* _Your assignment_
Search the records below for the word "properties", then return every line where it appears.

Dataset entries

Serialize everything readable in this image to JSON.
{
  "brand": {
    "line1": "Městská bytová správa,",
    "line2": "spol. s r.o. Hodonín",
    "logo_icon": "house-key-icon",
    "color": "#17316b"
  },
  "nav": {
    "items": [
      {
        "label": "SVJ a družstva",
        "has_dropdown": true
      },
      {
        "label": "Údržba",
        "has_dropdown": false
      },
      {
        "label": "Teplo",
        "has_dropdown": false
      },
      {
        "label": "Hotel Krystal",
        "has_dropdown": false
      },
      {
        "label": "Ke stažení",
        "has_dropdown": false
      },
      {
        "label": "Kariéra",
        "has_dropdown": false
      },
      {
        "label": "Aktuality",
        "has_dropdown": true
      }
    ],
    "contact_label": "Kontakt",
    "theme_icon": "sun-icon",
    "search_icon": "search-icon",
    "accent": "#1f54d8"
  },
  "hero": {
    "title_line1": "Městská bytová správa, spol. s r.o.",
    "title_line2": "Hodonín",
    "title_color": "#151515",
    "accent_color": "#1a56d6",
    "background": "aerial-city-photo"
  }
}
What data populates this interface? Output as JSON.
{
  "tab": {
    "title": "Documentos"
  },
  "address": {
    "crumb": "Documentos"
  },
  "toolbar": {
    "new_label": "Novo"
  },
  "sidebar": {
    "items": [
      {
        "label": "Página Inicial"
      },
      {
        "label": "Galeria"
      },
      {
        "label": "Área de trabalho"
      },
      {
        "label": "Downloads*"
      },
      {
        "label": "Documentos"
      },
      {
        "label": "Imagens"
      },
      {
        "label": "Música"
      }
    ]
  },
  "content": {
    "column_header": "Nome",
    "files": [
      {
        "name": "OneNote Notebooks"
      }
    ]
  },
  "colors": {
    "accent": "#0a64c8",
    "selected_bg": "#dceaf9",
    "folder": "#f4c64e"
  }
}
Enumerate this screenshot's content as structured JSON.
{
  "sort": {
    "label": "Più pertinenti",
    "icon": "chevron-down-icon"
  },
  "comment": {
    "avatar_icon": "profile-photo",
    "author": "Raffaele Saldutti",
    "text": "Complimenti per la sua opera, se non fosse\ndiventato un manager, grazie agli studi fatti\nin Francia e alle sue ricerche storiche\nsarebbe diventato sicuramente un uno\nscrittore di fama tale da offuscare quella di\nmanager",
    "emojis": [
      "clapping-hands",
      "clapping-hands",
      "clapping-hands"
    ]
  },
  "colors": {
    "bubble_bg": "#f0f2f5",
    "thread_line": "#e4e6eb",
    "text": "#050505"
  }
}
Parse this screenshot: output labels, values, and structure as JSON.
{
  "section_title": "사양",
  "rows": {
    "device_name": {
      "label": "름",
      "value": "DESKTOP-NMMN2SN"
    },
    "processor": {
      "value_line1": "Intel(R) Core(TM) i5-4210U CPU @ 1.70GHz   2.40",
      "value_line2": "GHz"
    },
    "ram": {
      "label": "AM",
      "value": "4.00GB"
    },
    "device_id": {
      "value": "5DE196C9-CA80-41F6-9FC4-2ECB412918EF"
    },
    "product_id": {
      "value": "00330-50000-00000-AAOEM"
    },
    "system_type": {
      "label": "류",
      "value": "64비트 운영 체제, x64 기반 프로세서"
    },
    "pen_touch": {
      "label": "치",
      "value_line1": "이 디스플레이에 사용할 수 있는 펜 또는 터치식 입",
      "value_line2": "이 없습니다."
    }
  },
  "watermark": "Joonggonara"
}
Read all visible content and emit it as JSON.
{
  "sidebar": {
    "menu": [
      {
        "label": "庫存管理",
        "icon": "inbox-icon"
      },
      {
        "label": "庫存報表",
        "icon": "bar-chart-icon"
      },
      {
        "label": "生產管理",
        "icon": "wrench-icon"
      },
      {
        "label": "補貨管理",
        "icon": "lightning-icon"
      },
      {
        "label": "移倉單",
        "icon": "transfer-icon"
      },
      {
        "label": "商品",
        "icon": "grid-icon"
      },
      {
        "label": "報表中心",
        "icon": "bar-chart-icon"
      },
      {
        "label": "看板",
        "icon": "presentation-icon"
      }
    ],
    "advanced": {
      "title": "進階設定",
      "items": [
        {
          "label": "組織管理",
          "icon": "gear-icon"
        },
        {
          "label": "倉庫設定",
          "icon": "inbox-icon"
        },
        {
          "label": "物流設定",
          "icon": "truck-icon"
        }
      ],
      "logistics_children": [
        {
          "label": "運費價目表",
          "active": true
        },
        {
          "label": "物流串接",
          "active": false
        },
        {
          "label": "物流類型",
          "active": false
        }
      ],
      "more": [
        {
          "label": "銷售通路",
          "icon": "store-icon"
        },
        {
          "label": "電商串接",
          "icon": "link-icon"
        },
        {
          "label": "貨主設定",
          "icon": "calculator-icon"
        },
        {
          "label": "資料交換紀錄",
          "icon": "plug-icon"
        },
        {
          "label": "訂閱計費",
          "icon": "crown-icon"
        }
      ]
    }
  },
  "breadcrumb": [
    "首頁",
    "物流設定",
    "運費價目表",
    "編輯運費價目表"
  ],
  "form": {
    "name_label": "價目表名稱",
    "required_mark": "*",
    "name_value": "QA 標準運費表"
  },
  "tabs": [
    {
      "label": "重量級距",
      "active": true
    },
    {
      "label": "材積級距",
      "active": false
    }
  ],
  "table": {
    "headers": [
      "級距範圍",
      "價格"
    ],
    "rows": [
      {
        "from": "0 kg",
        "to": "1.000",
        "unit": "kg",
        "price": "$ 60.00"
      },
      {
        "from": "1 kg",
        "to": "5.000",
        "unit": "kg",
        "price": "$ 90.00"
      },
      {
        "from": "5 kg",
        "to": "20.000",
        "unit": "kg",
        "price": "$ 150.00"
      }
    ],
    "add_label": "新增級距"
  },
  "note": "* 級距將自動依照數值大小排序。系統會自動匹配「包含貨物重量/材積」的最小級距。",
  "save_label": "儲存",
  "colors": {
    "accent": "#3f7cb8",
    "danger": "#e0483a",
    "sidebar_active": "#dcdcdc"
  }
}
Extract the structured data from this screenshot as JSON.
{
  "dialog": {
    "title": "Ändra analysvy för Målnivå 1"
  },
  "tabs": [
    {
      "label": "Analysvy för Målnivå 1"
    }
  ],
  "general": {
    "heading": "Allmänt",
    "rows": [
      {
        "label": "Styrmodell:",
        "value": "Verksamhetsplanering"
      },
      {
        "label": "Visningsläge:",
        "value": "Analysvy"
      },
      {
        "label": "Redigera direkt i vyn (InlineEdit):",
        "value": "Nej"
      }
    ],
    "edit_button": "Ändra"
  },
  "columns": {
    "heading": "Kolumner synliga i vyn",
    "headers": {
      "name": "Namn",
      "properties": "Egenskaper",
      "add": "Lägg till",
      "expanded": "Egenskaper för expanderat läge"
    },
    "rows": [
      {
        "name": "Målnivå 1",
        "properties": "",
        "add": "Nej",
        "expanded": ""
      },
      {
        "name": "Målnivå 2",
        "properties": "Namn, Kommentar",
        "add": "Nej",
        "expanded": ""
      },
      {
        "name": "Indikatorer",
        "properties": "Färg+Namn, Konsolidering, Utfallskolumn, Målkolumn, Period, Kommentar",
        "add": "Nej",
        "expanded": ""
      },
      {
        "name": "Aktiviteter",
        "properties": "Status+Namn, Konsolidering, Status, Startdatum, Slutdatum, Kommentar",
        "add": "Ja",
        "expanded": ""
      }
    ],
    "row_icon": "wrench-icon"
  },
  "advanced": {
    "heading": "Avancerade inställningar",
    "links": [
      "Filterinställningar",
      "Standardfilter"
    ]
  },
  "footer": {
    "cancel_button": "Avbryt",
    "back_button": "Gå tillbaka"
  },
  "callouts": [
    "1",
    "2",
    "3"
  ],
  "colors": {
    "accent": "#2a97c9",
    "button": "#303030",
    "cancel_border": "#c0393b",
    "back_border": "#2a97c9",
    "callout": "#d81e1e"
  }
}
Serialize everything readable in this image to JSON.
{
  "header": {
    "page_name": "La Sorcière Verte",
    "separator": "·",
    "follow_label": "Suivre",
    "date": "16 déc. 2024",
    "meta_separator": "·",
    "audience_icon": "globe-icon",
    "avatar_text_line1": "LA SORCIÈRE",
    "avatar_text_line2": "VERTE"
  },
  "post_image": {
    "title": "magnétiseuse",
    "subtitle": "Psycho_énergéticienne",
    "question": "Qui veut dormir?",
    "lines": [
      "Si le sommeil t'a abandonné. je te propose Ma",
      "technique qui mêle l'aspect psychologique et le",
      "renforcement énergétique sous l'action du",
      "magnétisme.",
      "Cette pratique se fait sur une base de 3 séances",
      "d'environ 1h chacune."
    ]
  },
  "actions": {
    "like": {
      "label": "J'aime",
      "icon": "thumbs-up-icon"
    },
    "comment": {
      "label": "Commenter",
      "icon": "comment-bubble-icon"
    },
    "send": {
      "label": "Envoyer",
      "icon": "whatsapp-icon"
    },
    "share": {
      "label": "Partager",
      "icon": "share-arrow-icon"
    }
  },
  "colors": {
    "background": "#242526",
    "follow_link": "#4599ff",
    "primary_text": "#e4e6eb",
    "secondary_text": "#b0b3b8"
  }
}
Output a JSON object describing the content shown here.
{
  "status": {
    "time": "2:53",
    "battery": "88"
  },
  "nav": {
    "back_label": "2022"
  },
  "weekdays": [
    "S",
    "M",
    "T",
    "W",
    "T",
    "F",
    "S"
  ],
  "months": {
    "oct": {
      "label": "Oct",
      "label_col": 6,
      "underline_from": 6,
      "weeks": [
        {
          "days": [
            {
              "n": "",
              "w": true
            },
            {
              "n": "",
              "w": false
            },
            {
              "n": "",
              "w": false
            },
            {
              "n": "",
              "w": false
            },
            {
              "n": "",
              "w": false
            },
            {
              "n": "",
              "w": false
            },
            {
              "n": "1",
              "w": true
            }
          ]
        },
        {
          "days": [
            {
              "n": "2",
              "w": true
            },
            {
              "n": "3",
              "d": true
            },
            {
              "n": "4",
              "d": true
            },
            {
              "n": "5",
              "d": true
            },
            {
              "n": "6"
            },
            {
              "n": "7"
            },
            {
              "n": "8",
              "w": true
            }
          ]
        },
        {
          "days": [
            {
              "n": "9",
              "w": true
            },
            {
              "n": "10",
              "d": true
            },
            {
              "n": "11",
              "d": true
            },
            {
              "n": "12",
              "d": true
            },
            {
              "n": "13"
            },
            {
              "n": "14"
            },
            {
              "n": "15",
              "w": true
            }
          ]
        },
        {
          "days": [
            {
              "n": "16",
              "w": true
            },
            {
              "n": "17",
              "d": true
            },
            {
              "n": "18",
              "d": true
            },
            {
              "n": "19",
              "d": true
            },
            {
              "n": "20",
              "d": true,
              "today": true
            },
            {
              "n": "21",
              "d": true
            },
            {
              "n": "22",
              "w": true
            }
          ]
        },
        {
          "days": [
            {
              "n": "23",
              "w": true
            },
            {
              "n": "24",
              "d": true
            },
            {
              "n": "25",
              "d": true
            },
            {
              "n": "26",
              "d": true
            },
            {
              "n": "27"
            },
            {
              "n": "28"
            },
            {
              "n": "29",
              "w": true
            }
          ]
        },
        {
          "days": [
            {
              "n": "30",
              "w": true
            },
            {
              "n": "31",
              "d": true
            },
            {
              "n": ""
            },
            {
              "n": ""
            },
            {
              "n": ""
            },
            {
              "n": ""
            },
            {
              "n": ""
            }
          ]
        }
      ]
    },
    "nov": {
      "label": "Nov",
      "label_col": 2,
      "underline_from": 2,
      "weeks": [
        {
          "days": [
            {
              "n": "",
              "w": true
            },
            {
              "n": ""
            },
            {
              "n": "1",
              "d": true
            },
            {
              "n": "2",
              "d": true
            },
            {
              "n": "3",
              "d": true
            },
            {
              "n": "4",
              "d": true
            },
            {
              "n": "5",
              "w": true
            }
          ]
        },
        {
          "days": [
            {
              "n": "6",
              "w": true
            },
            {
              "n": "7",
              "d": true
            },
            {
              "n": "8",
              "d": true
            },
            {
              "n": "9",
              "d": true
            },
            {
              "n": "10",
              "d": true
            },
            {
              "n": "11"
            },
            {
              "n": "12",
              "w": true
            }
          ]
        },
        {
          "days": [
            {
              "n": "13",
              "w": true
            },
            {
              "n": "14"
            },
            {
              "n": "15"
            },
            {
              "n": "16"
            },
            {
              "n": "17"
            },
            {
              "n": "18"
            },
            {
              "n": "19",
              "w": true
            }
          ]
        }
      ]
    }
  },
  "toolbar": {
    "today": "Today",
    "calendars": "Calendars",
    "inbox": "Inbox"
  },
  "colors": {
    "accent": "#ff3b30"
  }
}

* _Solution to the exercise_
      "properties": "Egenskaper",
        "properties": "",
        "properties": "Namn, Kommentar",
        "properties": "Färg+Namn, Konsolidering, Utfallskolumn, Målkolumn, Period, Kommentar",
        "properties": "Status+Namn, Konsolidering, Status, Startdatum, Slutdatum, Kommentar",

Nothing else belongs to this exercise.